Elana Meyers Taylor and Humphries went 1-2, though, in the monobob, which will be a new medal event in Beijing. Russia’s Alexander Tretiakov and Elena Nikitina swept the skeleton races where Kelly Curtis, ninth in the women’s event, was the top American performer.
The Cup tour remains in Innsbruck this weekend before heading to Germany for the following three events before the holiday break.
Back on track

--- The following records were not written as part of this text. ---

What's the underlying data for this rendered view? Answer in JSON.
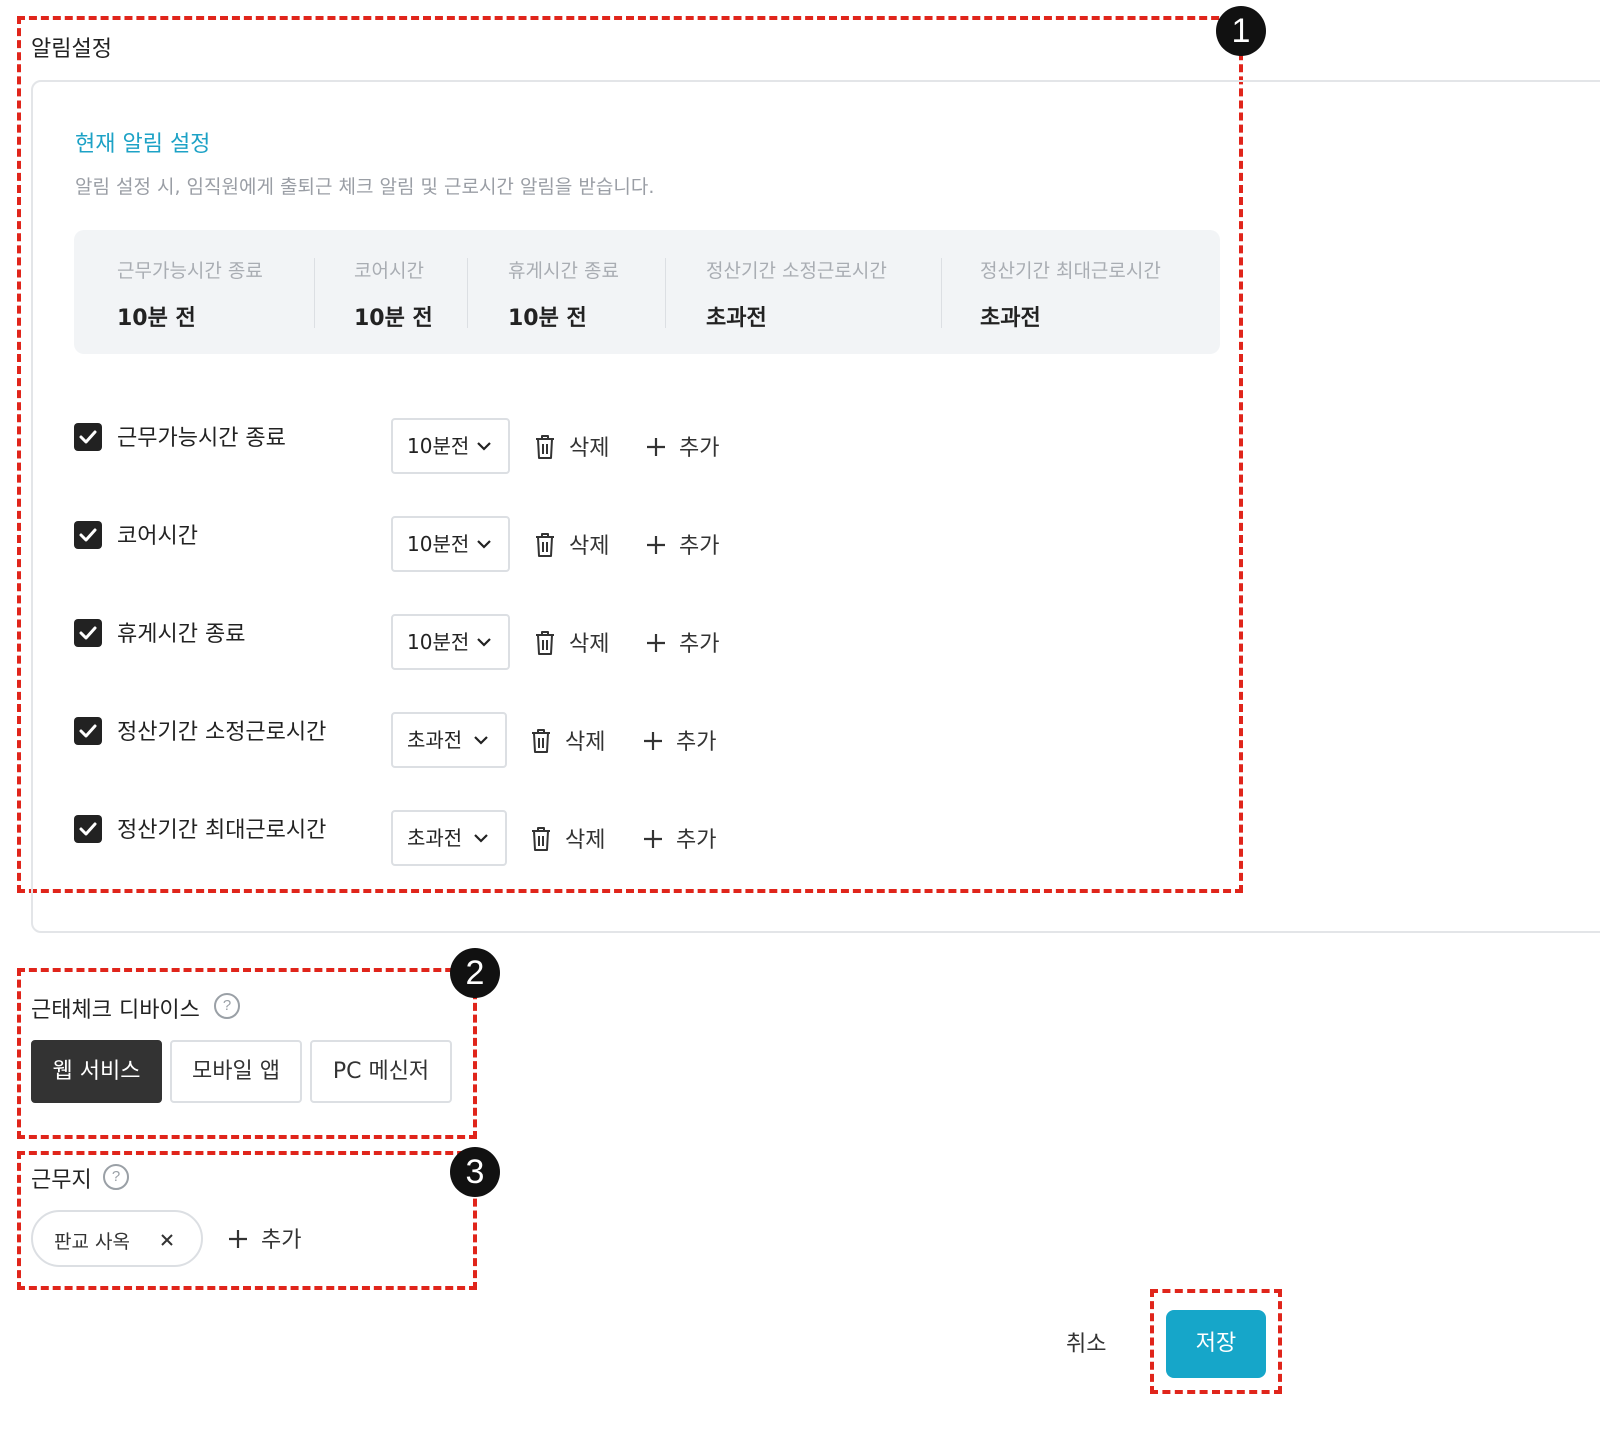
{
  "annotations": {
    "badge1": "1",
    "badge2": "2",
    "badge3": "3",
    "highlight_color": "#e0251b"
  },
  "notification": {
    "section_title": "알림설정",
    "current_title": "현재 알림 설정",
    "current_desc": "알림 설정 시, 임직원에게 출퇴근 체크 알림 및 근로시간 알림을 받습니다.",
    "summary": [
      {
        "label": "근무가능시간 종료",
        "value": "10분 전"
      },
      {
        "label": "코어시간",
        "value": "10분 전"
      },
      {
        "label": "휴게시간 종료",
        "value": "10분 전"
      },
      {
        "label": "정산기간 소정근로시간",
        "value": "초과전"
      },
      {
        "label": "정산기간 최대근로시간",
        "value": "초과전"
      }
    ],
    "rows": [
      {
        "label": "근무가능시간 종료",
        "checked": true,
        "select": "10분전"
      },
      {
        "label": "코어시간",
        "checked": true,
        "select": "10분전"
      },
      {
        "label": "휴게시간 종료",
        "checked": true,
        "select": "10분전"
      },
      {
        "label": "정산기간 소정근로시간",
        "checked": true,
        "select": "초과전"
      },
      {
        "label": "정산기간 최대근로시간",
        "checked": true,
        "select": "초과전"
      }
    ],
    "delete_label": "삭제",
    "add_label": "추가"
  },
  "device": {
    "title": "근태체크 디바이스",
    "help_icon": "question-circle-icon",
    "options": [
      {
        "label": "웹 서비스",
        "selected": true
      },
      {
        "label": "모바일 앱",
        "selected": false
      },
      {
        "label": "PC 메신저",
        "selected": false
      }
    ]
  },
  "workplace": {
    "title": "근무지",
    "help_icon": "question-circle-icon",
    "chips": [
      {
        "label": "판교 사옥"
      }
    ],
    "add_label": "추가"
  },
  "footer": {
    "cancel_label": "취소",
    "save_label": "저장",
    "save_color": "#16a6c9"
  },
  "help_glyph": "?"
}
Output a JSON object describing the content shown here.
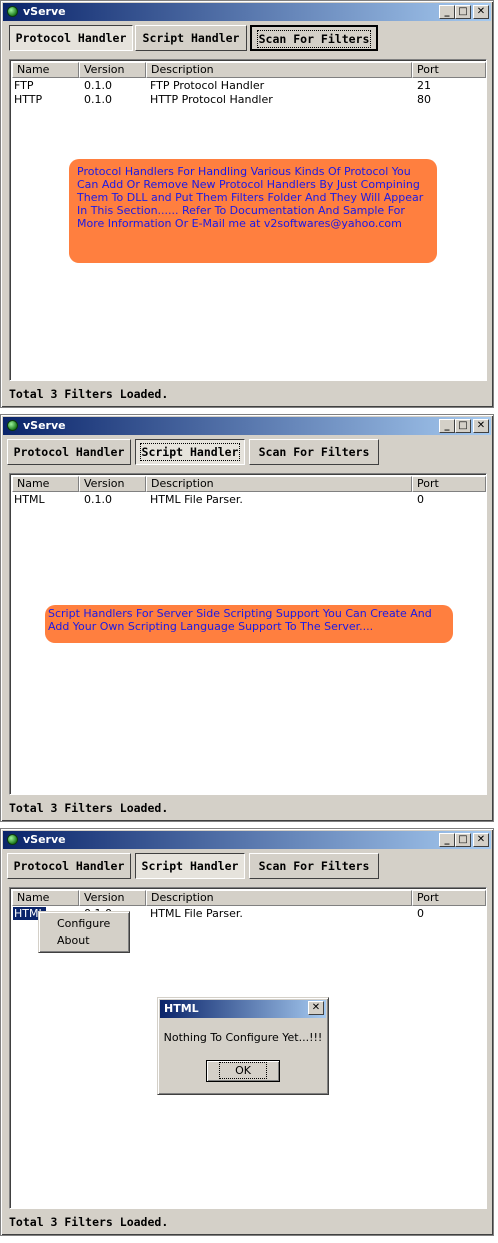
{
  "app_title": "vServe",
  "window_controls": {
    "minimize": "_",
    "maximize": "□",
    "close": "✕"
  },
  "tabs": [
    "Protocol Handler",
    "Script Handler",
    "Scan For Filters"
  ],
  "columns": [
    "Name",
    "Version",
    "Description",
    "Port"
  ],
  "status": "Total 3 Filters Loaded.",
  "panels": [
    {
      "selected_tab": "Protocol Handler",
      "rows": [
        {
          "name": "FTP",
          "version": "0.1.0",
          "description": "FTP Protocol Handler",
          "port": "21"
        },
        {
          "name": "HTTP",
          "version": "0.1.0",
          "description": "HTTP Protocol Handler",
          "port": "80"
        }
      ],
      "note": "Protocol Handlers For Handling Various Kinds Of Protocol You Can Add Or Remove New Protocol Handlers By Just Compining Them To DLL and Put Them Filters Folder And They Will Appear In This Section...... Refer To Documentation And Sample For More Information Or E-Mail me at v2softwares@yahoo.com"
    },
    {
      "selected_tab": "Script Handler",
      "rows": [
        {
          "name": "HTML",
          "version": "0.1.0",
          "description": "HTML File Parser.",
          "port": "0"
        }
      ],
      "note": "Script Handlers For Server Side Scripting Support You Can Create And Add Your Own Scripting Language Support To The Server...."
    },
    {
      "selected_tab": "Script Handler",
      "rows": [
        {
          "name": "HTML",
          "version": "0.1.0",
          "description": "HTML File Parser.",
          "port": "0"
        }
      ],
      "context_menu": [
        "Configure",
        "About"
      ],
      "dialog": {
        "title": "HTML",
        "message": "Nothing To Configure Yet...!!!",
        "ok": "OK"
      }
    }
  ],
  "colors": {
    "note_bg": "#ff7f3f",
    "note_text": "#1a1ae8",
    "titlebar_start": "#0a246a",
    "titlebar_end": "#a6caf0"
  },
  "icons": {
    "app": "globe-icon"
  }
}
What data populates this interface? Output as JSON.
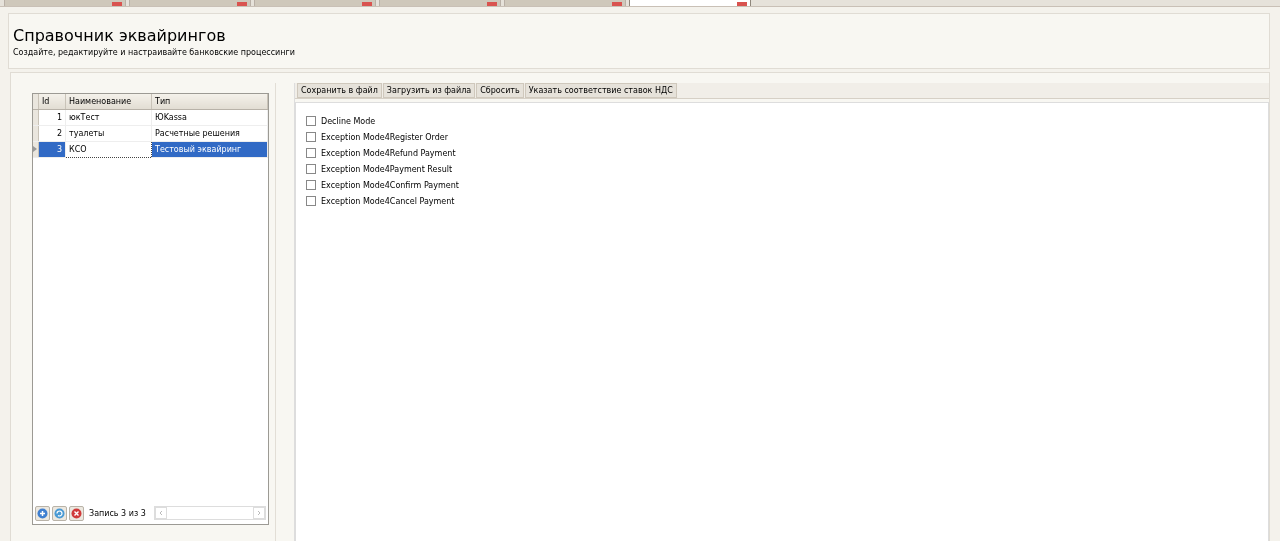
{
  "tabs": [
    {
      "selected": false
    },
    {
      "selected": false
    },
    {
      "selected": false
    },
    {
      "selected": false
    },
    {
      "selected": false
    },
    {
      "selected": true
    }
  ],
  "header": {
    "title": "Справочник эквайрингов",
    "subtitle": "Создайте, редактируйте и настраивайте банковские процессинги"
  },
  "table": {
    "columns": [
      "Id",
      "Наименование",
      "Тип"
    ],
    "rows": [
      {
        "cells": [
          "1",
          "юкТест",
          "ЮKassa"
        ],
        "selected": false
      },
      {
        "cells": [
          "2",
          "туалеты",
          "Расчетные решения"
        ],
        "selected": false
      },
      {
        "cells": [
          "3",
          "КСО",
          "Тестовый эквайринг"
        ],
        "selected": true
      }
    ]
  },
  "navigator": {
    "record": "Запись 3 из 3"
  },
  "toolbar": [
    "Сохранить в файл",
    "Загрузить из файла",
    "Сбросить",
    "Указать соответствие ставок НДС"
  ],
  "options": [
    {
      "label": "Decline Mode",
      "checked": false
    },
    {
      "label": "Exception Mode4Register Order",
      "checked": false
    },
    {
      "label": "Exception Mode4Refund Payment",
      "checked": false
    },
    {
      "label": "Exception Mode4Payment Result",
      "checked": false
    },
    {
      "label": "Exception Mode4Confirm Payment",
      "checked": false
    },
    {
      "label": "Exception Mode4Cancel Payment",
      "checked": false
    }
  ]
}
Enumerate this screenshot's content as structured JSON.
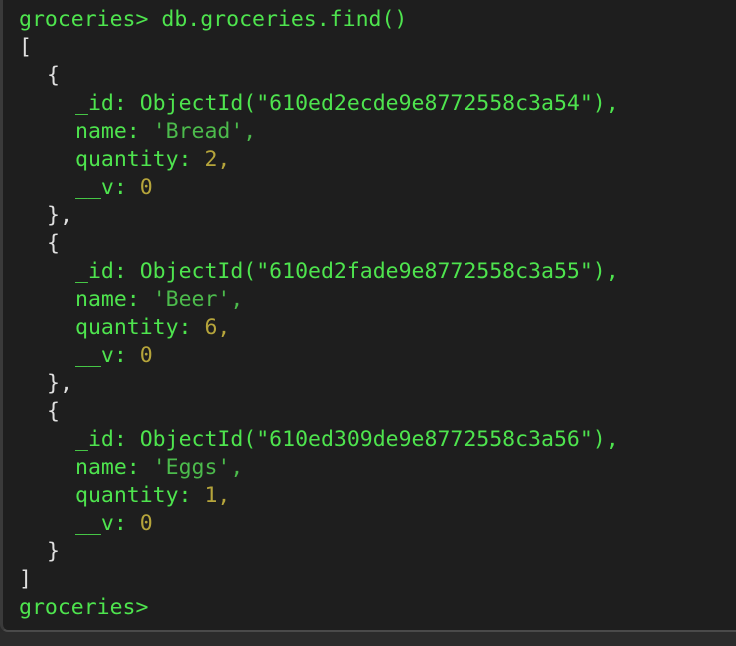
{
  "terminal": {
    "prompt": "groceries>",
    "command": "db.groceries.find()",
    "open_bracket": "[",
    "close_bracket": "]",
    "open_brace": "{",
    "close_brace": "}",
    "close_brace_comma": "},",
    "documents": [
      {
        "id_key": "_id:",
        "id_value": "ObjectId(\"610ed2ecde9e8772558c3a54\"),",
        "name_key": "name:",
        "name_value": "'Bread',",
        "quantity_key": "quantity:",
        "quantity_value": "2,",
        "v_key": "__v:",
        "v_value": "0"
      },
      {
        "id_key": "_id:",
        "id_value": "ObjectId(\"610ed2fade9e8772558c3a55\"),",
        "name_key": "name:",
        "name_value": "'Beer',",
        "quantity_key": "quantity:",
        "quantity_value": "6,",
        "v_key": "__v:",
        "v_value": "0"
      },
      {
        "id_key": "_id:",
        "id_value": "ObjectId(\"610ed309de9e8772558c3a56\"),",
        "name_key": "name:",
        "name_value": "'Eggs',",
        "quantity_key": "quantity:",
        "quantity_value": "1,",
        "v_key": "__v:",
        "v_value": "0"
      }
    ]
  }
}
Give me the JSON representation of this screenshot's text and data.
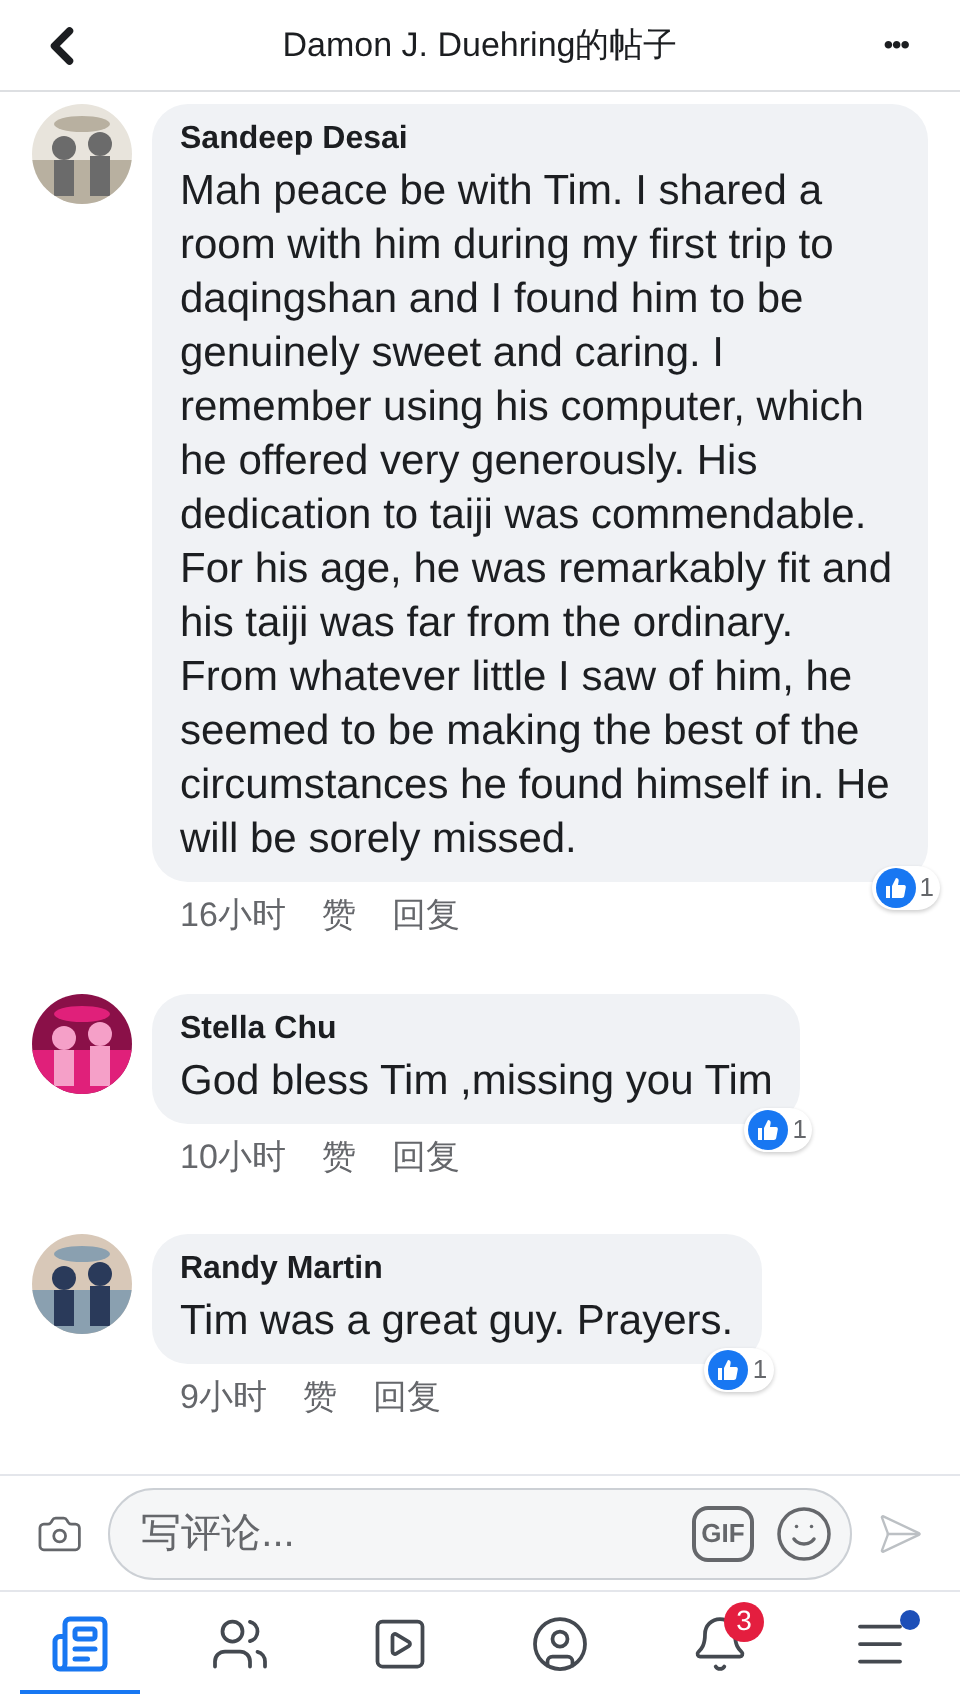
{
  "header": {
    "title": "Damon J. Duehring的帖子",
    "more": "•••"
  },
  "comments": [
    {
      "name": "Sandeep Desai",
      "text": "Mah peace be with Tim. I shared a room with him during my first trip to daqingshan and I found him to be genuinely sweet and caring. I remember using his computer, which he offered very generously. His dedication to taiji was commendable. For his age, he was remarkably fit and his taiji was far from the ordinary. From whatever little I saw of him, he seemed to be making the best of the circumstances he found himself in. He will be sorely missed.",
      "time": "16小时",
      "like": "赞",
      "reply": "回复",
      "reactions": "1"
    },
    {
      "name": "Stella Chu",
      "text": "God bless Tim ,missing you Tim",
      "time": "10小时",
      "like": "赞",
      "reply": "回复",
      "reactions": "1"
    },
    {
      "name": "Randy Martin",
      "text": "Tim was a great guy. Prayers.",
      "time": "9小时",
      "like": "赞",
      "reply": "回复",
      "reactions": "1"
    }
  ],
  "composer": {
    "placeholder": "写评论...",
    "gif": "GIF"
  },
  "tabs": [
    {
      "kind": "news",
      "selected": true
    },
    {
      "kind": "friends",
      "selected": false
    },
    {
      "kind": "video",
      "selected": false
    },
    {
      "kind": "profile",
      "selected": false
    },
    {
      "kind": "notifications",
      "selected": false,
      "badge": "3"
    },
    {
      "kind": "menu",
      "selected": false,
      "dot": true
    }
  ]
}
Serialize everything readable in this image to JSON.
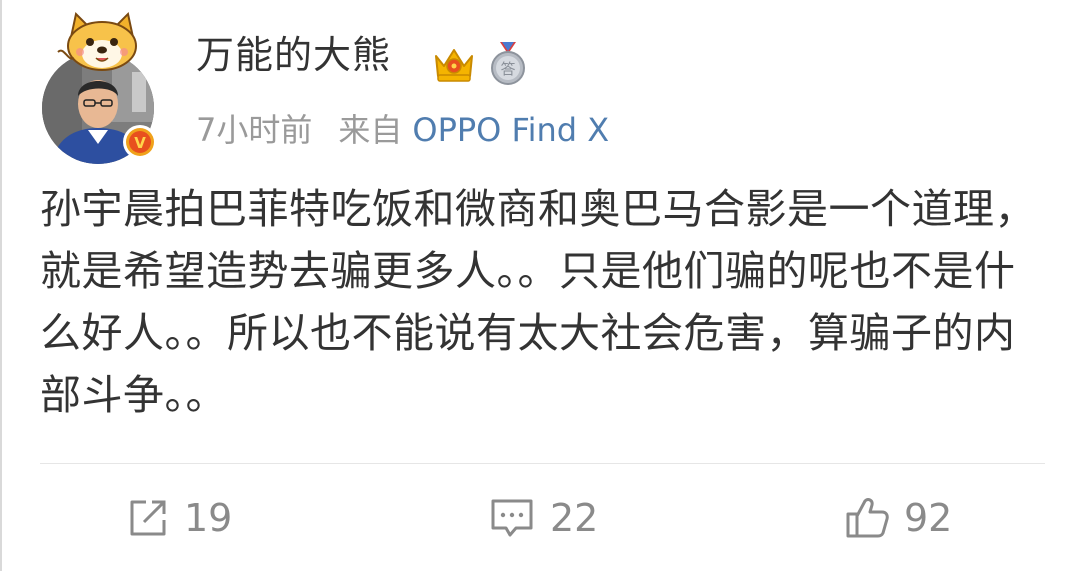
{
  "post": {
    "username": "万能的大熊",
    "time": "7小时前",
    "source_label": "来自",
    "source_device": "OPPO Find X",
    "content": "孙宇晨拍巴菲特吃饭和微商和奥巴马合影是一个道理，就是希望造势去骗更多人。。只是他们骗的呢也不是什么好人。。所以也不能说有太大社会危害，算骗子的内部斗争。。",
    "badges": {
      "vip_icon": "crown-icon",
      "medal_icon": "medal-icon",
      "medal_text": "答",
      "verified_text": "V"
    }
  },
  "actions": {
    "repost_count": "19",
    "comment_count": "22",
    "like_count": "92"
  },
  "colors": {
    "text": "#333333",
    "meta": "#9a9a9a",
    "link": "#507daf",
    "icon": "#8a8a8a",
    "verified_badge": "#f0a21b",
    "crown": "#f5b400"
  }
}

Erin “Speedy” Jackson continued her mad dash through the World Cup long-track speedskating circuit in Norway last weekend, winning her third 500-meter title and finishing second to Olympic champion Nao Kodaira in the second race. US teammate Brittany Bowe won her second 1,000 race with a track record, while Joey Mantia was second in the men’s 1,500. Should Jackson win a medal in Beijing she’ll be the first American woman to manage it in the 500 since Bonnie Blair won her third straight gold in 1994. Bowe would be the first US female on the 1,000 podium since Chris Witty and Jennifer Rodriguez went 1-3 in 2002.
Dutch short-track speedskater Suzanne Schulting ran the table at last weekend’s World Cup event in Hungary, winning the 500, 1,000, and 1,500 and skating a leg on the winning relay. That sets her up to win the season title in both the 1,000 and 1,500 at this weekend’s finale on her home ice in Dordrecht. Kristen Santos, the best US bet for an Olympic medal, ranks second in the 1,000 and third in the 1,500.
John Powers can be reached at firstname.lastname@example.org. Material from Olympic committees, sports federations, interviews, websites and wire services was used in this report.
John Powers can be reached at email@example.com.